* DESCRIPTION OF THE TASK *
The reply should contain all of the data below, word for word.

[Items from a dataset]
·····

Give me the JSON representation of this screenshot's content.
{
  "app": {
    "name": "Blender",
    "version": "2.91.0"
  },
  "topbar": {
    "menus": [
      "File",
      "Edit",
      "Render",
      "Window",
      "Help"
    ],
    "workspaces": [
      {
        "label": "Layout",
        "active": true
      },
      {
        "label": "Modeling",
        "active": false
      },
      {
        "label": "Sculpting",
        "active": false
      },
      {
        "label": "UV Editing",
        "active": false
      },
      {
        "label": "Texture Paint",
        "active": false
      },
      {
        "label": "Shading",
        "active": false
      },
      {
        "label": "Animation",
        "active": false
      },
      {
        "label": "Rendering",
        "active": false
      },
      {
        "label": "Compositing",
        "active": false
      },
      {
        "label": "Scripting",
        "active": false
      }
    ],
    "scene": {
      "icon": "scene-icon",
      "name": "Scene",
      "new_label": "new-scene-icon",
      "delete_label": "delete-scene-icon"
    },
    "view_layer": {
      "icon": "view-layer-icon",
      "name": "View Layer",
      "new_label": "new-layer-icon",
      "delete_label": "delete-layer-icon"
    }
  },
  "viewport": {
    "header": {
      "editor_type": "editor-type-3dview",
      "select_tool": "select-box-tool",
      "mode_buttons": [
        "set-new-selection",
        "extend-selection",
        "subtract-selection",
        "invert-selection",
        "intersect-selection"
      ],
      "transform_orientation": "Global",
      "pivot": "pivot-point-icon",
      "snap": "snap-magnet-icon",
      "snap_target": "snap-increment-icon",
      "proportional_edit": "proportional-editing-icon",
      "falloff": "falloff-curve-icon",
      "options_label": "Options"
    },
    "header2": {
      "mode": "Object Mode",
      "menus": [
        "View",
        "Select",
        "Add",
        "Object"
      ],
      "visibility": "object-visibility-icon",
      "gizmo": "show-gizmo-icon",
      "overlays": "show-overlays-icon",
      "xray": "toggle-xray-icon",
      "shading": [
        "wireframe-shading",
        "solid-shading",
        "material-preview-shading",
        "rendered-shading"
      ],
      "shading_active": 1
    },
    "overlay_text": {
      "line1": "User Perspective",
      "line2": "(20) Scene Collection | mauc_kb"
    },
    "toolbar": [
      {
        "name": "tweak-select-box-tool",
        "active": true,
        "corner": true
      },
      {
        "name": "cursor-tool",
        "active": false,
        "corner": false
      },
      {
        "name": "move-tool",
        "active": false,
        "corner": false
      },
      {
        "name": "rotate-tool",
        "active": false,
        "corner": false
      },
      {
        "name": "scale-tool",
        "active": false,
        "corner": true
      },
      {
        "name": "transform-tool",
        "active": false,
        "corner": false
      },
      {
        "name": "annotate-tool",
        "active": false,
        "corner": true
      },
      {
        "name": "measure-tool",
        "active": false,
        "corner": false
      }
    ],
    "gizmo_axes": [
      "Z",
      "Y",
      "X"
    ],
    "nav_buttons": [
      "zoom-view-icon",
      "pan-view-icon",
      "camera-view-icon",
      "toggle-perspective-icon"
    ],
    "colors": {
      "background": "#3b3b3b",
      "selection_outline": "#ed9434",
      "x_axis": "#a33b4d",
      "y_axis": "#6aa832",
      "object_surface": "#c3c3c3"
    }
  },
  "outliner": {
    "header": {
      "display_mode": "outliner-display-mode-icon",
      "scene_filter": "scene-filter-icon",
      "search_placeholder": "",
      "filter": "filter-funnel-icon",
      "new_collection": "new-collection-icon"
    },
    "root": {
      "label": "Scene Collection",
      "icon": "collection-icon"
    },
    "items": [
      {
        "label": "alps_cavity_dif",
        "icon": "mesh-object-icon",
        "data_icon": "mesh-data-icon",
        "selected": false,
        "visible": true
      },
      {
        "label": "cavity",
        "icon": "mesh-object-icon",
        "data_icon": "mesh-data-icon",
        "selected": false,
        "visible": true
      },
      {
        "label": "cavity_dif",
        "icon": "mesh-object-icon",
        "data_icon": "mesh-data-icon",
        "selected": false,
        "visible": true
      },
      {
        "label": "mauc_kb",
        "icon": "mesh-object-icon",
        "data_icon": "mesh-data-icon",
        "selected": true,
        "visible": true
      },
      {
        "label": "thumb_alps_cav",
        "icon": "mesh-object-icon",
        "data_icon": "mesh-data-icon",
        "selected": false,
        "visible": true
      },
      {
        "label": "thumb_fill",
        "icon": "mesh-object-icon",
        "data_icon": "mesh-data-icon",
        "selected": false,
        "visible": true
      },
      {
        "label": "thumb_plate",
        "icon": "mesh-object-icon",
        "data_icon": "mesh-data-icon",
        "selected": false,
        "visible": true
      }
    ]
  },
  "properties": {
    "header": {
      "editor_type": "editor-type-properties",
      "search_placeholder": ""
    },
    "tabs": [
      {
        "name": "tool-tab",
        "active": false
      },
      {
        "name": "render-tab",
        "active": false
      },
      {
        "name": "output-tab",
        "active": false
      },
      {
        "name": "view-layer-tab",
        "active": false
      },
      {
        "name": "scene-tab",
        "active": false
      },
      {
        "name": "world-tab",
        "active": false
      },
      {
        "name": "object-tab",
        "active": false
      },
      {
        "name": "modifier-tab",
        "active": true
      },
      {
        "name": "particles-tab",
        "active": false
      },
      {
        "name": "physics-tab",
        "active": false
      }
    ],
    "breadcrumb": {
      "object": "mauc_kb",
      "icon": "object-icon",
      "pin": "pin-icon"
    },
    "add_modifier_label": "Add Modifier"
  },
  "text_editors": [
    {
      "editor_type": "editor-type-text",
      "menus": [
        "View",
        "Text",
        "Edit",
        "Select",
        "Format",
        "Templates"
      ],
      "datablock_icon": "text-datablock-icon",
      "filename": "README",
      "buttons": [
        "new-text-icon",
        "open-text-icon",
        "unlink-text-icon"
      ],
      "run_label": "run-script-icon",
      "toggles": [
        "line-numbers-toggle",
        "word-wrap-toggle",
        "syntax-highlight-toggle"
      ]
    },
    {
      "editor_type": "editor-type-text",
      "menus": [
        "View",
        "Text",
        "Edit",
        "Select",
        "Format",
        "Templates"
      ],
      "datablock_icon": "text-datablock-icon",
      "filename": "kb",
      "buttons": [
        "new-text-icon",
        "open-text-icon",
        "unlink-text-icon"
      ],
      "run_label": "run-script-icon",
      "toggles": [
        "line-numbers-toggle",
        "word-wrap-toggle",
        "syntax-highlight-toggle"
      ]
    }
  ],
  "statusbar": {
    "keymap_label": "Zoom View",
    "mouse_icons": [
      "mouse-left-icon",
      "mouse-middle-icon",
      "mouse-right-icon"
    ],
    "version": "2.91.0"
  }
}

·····

* WRITTEN RESPONSE *
Give me the JSON representation of this screenshot's content.
{
  "app": {
    "name": "Blender",
    "version": "2.91.0"
  },
  "topbar": {
    "menus": [
      "File",
      "Edit",
      "Render",
      "Window",
      "Help"
    ],
    "workspaces": [
      {
        "label": "Layout",
        "active": true
      },
      {
        "label": "Modeling",
        "active": false
      },
      {
        "label": "Sculpting",
        "active": false
      },
      {
        "label": "UV Editing",
        "active": false
      },
      {
        "label": "Texture Paint",
        "active": false
      },
      {
        "label": "Shading",
        "active": false
      },
      {
        "label": "Animation",
        "active": false
      },
      {
        "label": "Rendering",
        "active": false
      },
      {
        "label": "Compositing",
        "active": false
      },
      {
        "label": "Scripting",
        "active": false
      }
    ],
    "scene": {
      "icon": "scene-icon",
      "name": "Scene",
      "new_label": "new-scene-icon",
      "delete_label": "delete-scene-icon"
    },
    "view_layer": {
      "icon": "view-layer-icon",
      "name": "View Layer",
      "new_label": "new-layer-icon",
      "delete_label": "delete-layer-icon"
    }
  },
  "viewport": {
    "header": {
      "editor_type": "editor-type-3dview",
      "select_tool": "select-box-tool",
      "mode_buttons": [
        "set-new-selection",
        "extend-selection",
        "subtract-selection",
        "invert-selection",
        "intersect-selection"
      ],
      "transform_orientation": "Global",
      "pivot": "pivot-point-icon",
      "snap": "snap-magnet-icon",
      "snap_target": "snap-increment-icon",
      "proportional_edit": "proportional-editing-icon",
      "falloff": "falloff-curve-icon",
      "options_label": "Options"
    },
    "header2": {
      "mode": "Object Mode",
      "menus": [
        "View",
        "Select",
        "Add",
        "Object"
      ],
      "visibility": "object-visibility-icon",
      "gizmo": "show-gizmo-icon",
      "overlays": "show-overlays-icon",
      "xray": "toggle-xray-icon",
      "shading": [
        "wireframe-shading",
        "solid-shading",
        "material-preview-shading",
        "rendered-shading"
      ],
      "shading_active": 1
    },
    "overlay_text": {
      "line1": "User Perspective",
      "line2": "(20) Scene Collection | mauc_kb"
    },
    "toolbar": [
      {
        "name": "tweak-select-box-tool",
        "active": true,
        "corner": true
      },
      {
        "name": "cursor-tool",
        "active": false,
        "corner": false
      },
      {
        "name": "move-tool",
        "active": false,
        "corner": false
      },
      {
        "name": "rotate-tool",
        "active": false,
        "corner": false
      },
      {
        "name": "scale-tool",
        "active": false,
        "corner": true
      },
      {
        "name": "transform-tool",
        "active": false,
        "corner": false
      },
      {
        "name": "annotate-tool",
        "active": false,
        "corner": true
      },
      {
        "name": "measure-tool",
        "active": false,
        "corner": false
      }
    ],
    "gizmo_axes": [
      "Z",
      "Y",
      "X"
    ],
    "nav_buttons": [
      "zoom-view-icon",
      "pan-view-icon",
      "camera-view-icon",
      "toggle-perspective-icon"
    ],
    "colors": {
      "background": "#3b3b3b",
      "selection_outline": "#ed9434",
      "x_axis": "#a33b4d",
      "y_axis": "#6aa832",
      "object_surface": "#c3c3c3"
    }
  },
  "outliner": {
    "header": {
      "display_mode": "outliner-display-mode-icon",
      "scene_filter": "scene-filter-icon",
      "search_placeholder": "",
      "filter": "filter-funnel-icon",
      "new_collection": "new-collection-icon"
    },
    "root": {
      "label": "Scene Collection",
      "icon": "collection-icon"
    },
    "items": [
      {
        "label": "alps_cavity_dif",
        "icon": "mesh-object-icon",
        "data_icon": "mesh-data-icon",
        "selected": false,
        "visible": true
      },
      {
        "label": "cavity",
        "icon": "mesh-object-icon",
        "data_icon": "mesh-data-icon",
        "selected": false,
        "visible": true
      },
      {
        "label": "cavity_dif",
        "icon": "mesh-object-icon",
        "data_icon": "mesh-data-icon",
        "selected": false,
        "visible": true
      },
      {
        "label": "mauc_kb",
        "icon": "mesh-object-icon",
        "data_icon": "mesh-data-icon",
        "selected": true,
        "visible": true
      },
      {
        "label": "thumb_alps_cav",
        "icon": "mesh-object-icon",
        "data_icon": "mesh-data-icon",
        "selected": false,
        "visible": true
      },
      {
        "label": "thumb_fill",
        "icon": "mesh-object-icon",
        "data_icon": "mesh-data-icon",
        "selected": false,
        "visible": true
      },
      {
        "label": "thumb_plate",
        "icon": "mesh-object-icon",
        "data_icon": "mesh-data-icon",
        "selected": false,
        "visible": true
      }
    ]
  },
  "properties": {
    "header": {
      "editor_type": "editor-type-properties",
      "search_placeholder": ""
    },
    "tabs": [
      {
        "name": "tool-tab",
        "active": false
      },
      {
        "name": "render-tab",
        "active": false
      },
      {
        "name": "output-tab",
        "active": false
      },
      {
        "name": "view-layer-tab",
        "active": false
      },
      {
        "name": "scene-tab",
        "active": false
      },
      {
        "name": "world-tab",
        "active": false
      },
      {
        "name": "object-tab",
        "active": false
      },
      {
        "name": "modifier-tab",
        "active": true
      },
      {
        "name": "particles-tab",
        "active": false
      },
      {
        "name": "physics-tab",
        "active": false
      }
    ],
    "breadcrumb": {
      "object": "mauc_kb",
      "icon": "object-icon",
      "pin": "pin-icon"
    },
    "add_modifier_label": "Add Modifier"
  },
  "text_editors": [
    {
      "editor_type": "editor-type-text",
      "menus": [
        "View",
        "Text",
        "Edit",
        "Select",
        "Format",
        "Templates"
      ],
      "datablock_icon": "text-datablock-icon",
      "filename": "README",
      "buttons": [
        "new-text-icon",
        "open-text-icon",
        "unlink-text-icon"
      ],
      "run_label": "run-script-icon",
      "toggles": [
        "line-numbers-toggle",
        "word-wrap-toggle",
        "syntax-highlight-toggle"
      ]
    },
    {
      "editor_type": "editor-type-text",
      "menus": [
        "View",
        "Text",
        "Edit",
        "Select",
        "Format",
        "Templates"
      ],
      "datablock_icon": "text-datablock-icon",
      "filename": "kb",
      "buttons": [
        "new-text-icon",
        "open-text-icon",
        "unlink-text-icon"
      ],
      "run_label": "run-script-icon",
      "toggles": [
        "line-numbers-toggle",
        "word-wrap-toggle",
        "syntax-highlight-toggle"
      ]
    }
  ],
  "statusbar": {
    "keymap_label": "Zoom View",
    "mouse_icons": [
      "mouse-left-icon",
      "mouse-middle-icon",
      "mouse-right-icon"
    ],
    "version": "2.91.0"
  }
}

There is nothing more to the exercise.